But far more frustrating is the serial’s musical score, which is a truly bizarre cacophony of bells and whistles that can be charitably described as “extremely distracting.” Dudley Simpson’s work could sometimes be a kind hokey, but it was positively subtle and restrained compared to the odd soundscape produced by Carey Blyton. At times its quite difficult to tell whether you are listening to incidental music or some sort of diegetic sound effects (ie, the Silurians machines or something).
Its relentlessly annoying, which is a pity since the story is pretty solid otherwise. Even at a longish seven episodes, the adventure always keep pace with fresh developments. The tense dynamic between the leader Silurian and his young counterpart is not exactly unique but is still engaging. There is a good guest cast backing up Jon Pertwee through the story, including the likes of Peter Miles, Geoffrey Palmer and Paul Darrow. I wouldn’t say the script makes the best use of all its characters–Dr. Quinn gets killed off a bit early and Miss Dawson disappears completely at the story’s conclusion. As much as I’m entertained by Peter Miles whenever I see him in anything, it feels like most of what his character, Dr. Lawrence, contributes to the story could have been farmed out to others.
Probably what makes Doctor Who and the Silurians the most interesting are the ethica dilemmas that is poises. The Doctor is often at odds with the human cast throughout the story as he strives to find a way for their to be a peace with the Silurians. But even as he is generally “right” in his stance, the threat poised by the Silurians is severe enough that the audience can sympathize with the position of the Brigadier, Major Baker and the others. After all, the Silurians are legitimate threats, and not just harmless creatures who are misunderstood.
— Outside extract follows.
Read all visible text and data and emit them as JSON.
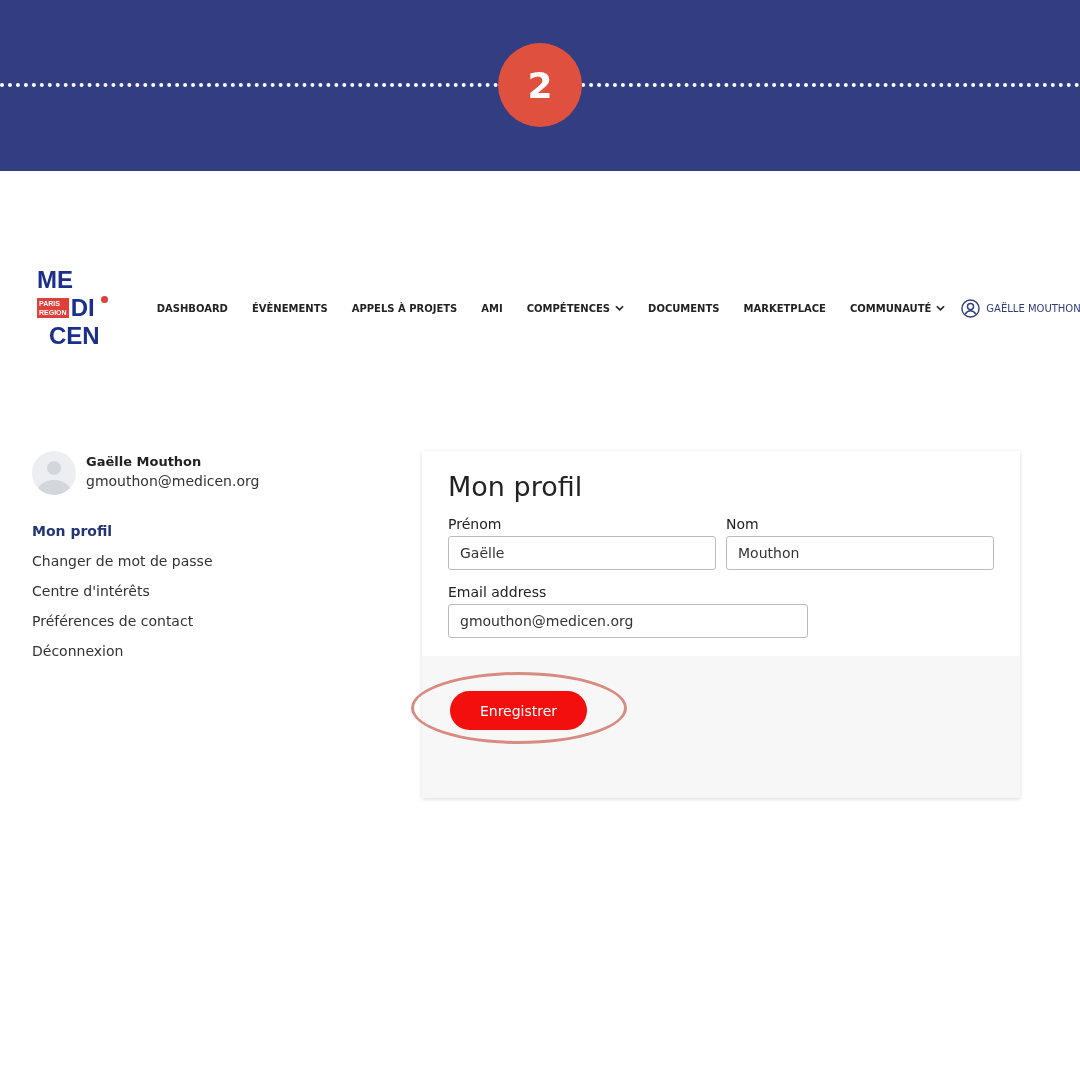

The ending, where the Brigadier destroys the Silurians base behinds the Doctor’s back, provides our hero with the most opportunity to be morally outraged, but it’s intriguing that the Doctor doesn’t know what we do: in many ways, the Brigadier is right. If he hadn’t acted, the angry young Silurian leader would have awakened his people and relaunched their aggressive campaign to destroy the human race. Why was this element included in the episode? Was is it to add nuance to the argument being poised, or was it just to keep the tension going to end of the episode? Either way, it’s a nice touch to the story’s climax.
2 thoughts on “Doctor Who and the Silurians [Classic Doctor Who]”
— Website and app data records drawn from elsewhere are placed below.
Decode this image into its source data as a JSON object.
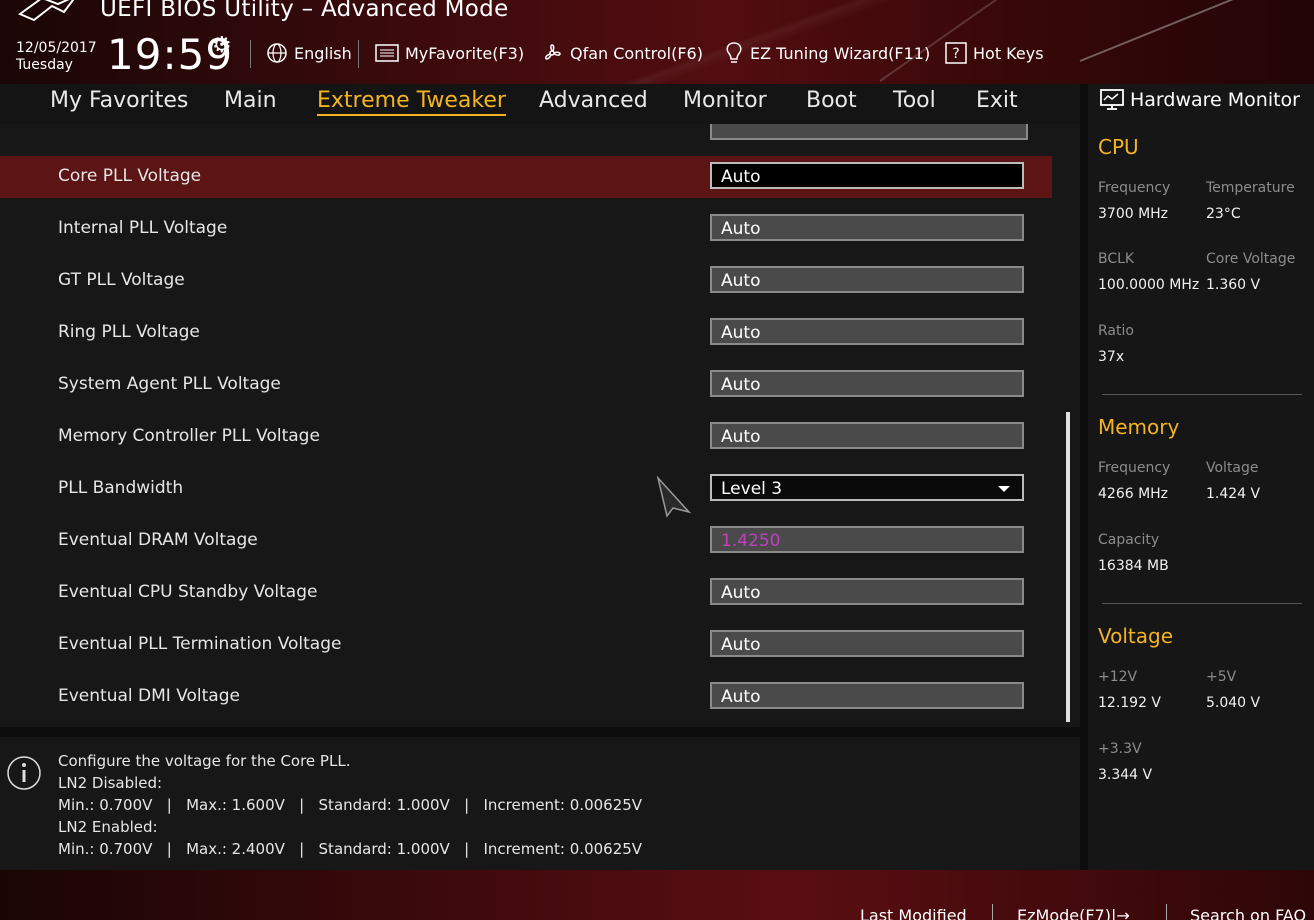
{
  "header": {
    "title": "UEFI BIOS Utility – Advanced Mode",
    "date": "12/05/2017",
    "day": "Tuesday",
    "time": "19:59",
    "buttons": {
      "language": "English",
      "favorite": "MyFavorite(F3)",
      "qfan": "Qfan Control(F6)",
      "ez_tuning": "EZ Tuning Wizard(F11)",
      "hotkeys": "Hot Keys"
    }
  },
  "tabs": [
    "My Favorites",
    "Main",
    "Extreme Tweaker",
    "Advanced",
    "Monitor",
    "Boot",
    "Tool",
    "Exit"
  ],
  "settings": [
    {
      "label": "Core PLL Voltage",
      "value": "Auto"
    },
    {
      "label": "Internal PLL Voltage",
      "value": "Auto"
    },
    {
      "label": "GT PLL Voltage",
      "value": "Auto"
    },
    {
      "label": "Ring PLL Voltage",
      "value": "Auto"
    },
    {
      "label": "System Agent PLL Voltage",
      "value": "Auto"
    },
    {
      "label": "Memory Controller PLL Voltage",
      "value": "Auto"
    },
    {
      "label": "PLL Bandwidth",
      "value": "Level 3"
    },
    {
      "label": "Eventual DRAM Voltage",
      "value": "1.4250"
    },
    {
      "label": "Eventual CPU Standby Voltage",
      "value": "Auto"
    },
    {
      "label": "Eventual PLL Termination Voltage",
      "value": "Auto"
    },
    {
      "label": "Eventual DMI Voltage",
      "value": "Auto"
    }
  ],
  "help": {
    "lines": [
      "Configure the voltage for the Core PLL.",
      "LN2 Disabled:",
      "Min.: 0.700V   |   Max.: 1.600V   |   Standard: 1.000V   |   Increment: 0.00625V",
      "LN2 Enabled:",
      "Min.: 0.700V   |   Max.: 2.400V   |   Standard: 1.000V   |   Increment: 0.00625V"
    ]
  },
  "monitor": {
    "title": "Hardware Monitor",
    "cpu": {
      "heading": "CPU",
      "frequency_label": "Frequency",
      "frequency": "3700 MHz",
      "temperature_label": "Temperature",
      "temperature": "23°C",
      "bclk_label": "BCLK",
      "bclk": "100.0000 MHz",
      "core_voltage_label": "Core Voltage",
      "core_voltage": "1.360 V",
      "ratio_label": "Ratio",
      "ratio": "37x"
    },
    "memory": {
      "heading": "Memory",
      "frequency_label": "Frequency",
      "frequency": "4266 MHz",
      "voltage_label": "Voltage",
      "voltage": "1.424 V",
      "capacity_label": "Capacity",
      "capacity": "16384 MB"
    },
    "voltage": {
      "heading": "Voltage",
      "v12_label": "+12V",
      "v12": "12.192 V",
      "v5_label": "+5V",
      "v5": "5.040 V",
      "v33_label": "+3.3V",
      "v33": "3.344 V"
    }
  },
  "footer": {
    "last_modified": "Last Modified",
    "ezmode": "EzMode(F7)|→",
    "search": "Search on FAQ"
  },
  "colors": {
    "accent": "#f4b321",
    "selected_row": "#5c1414",
    "dram_value": "#c040c0"
  }
}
I think “Hello, are you a Silurian?” is perhaps the most Doctor Who line of all time.
Our PBS station didn’t broadcast the Pertwee so I didn’t see any of them until years later. Glad to have caught them all now.
Dr. Who & The Silurians came very late for me and, along with many of the much earlier Dr. Who classics up to that point, it gave me a great appreciation for how sophisticated Dr. Who was in the first seven years. This story surely earned great respect for how serious Dr. Who could be when tackling major issues. The Silurians’ return in the modern Who were a good reminder of that. In fact it’s one of the best reminders of why the classic Who can hold up a great deal more in this century and beyond than its modern successor. Also memorable for how Paul Darrow became a distinguished talent in the sci-fi universe before Blake’s 7. I can especially appreciate how Peter Miles found fame as a Who guest star before his huge break as Nyder in Genesis Of The Daleks. Thank you, Ben, for your review.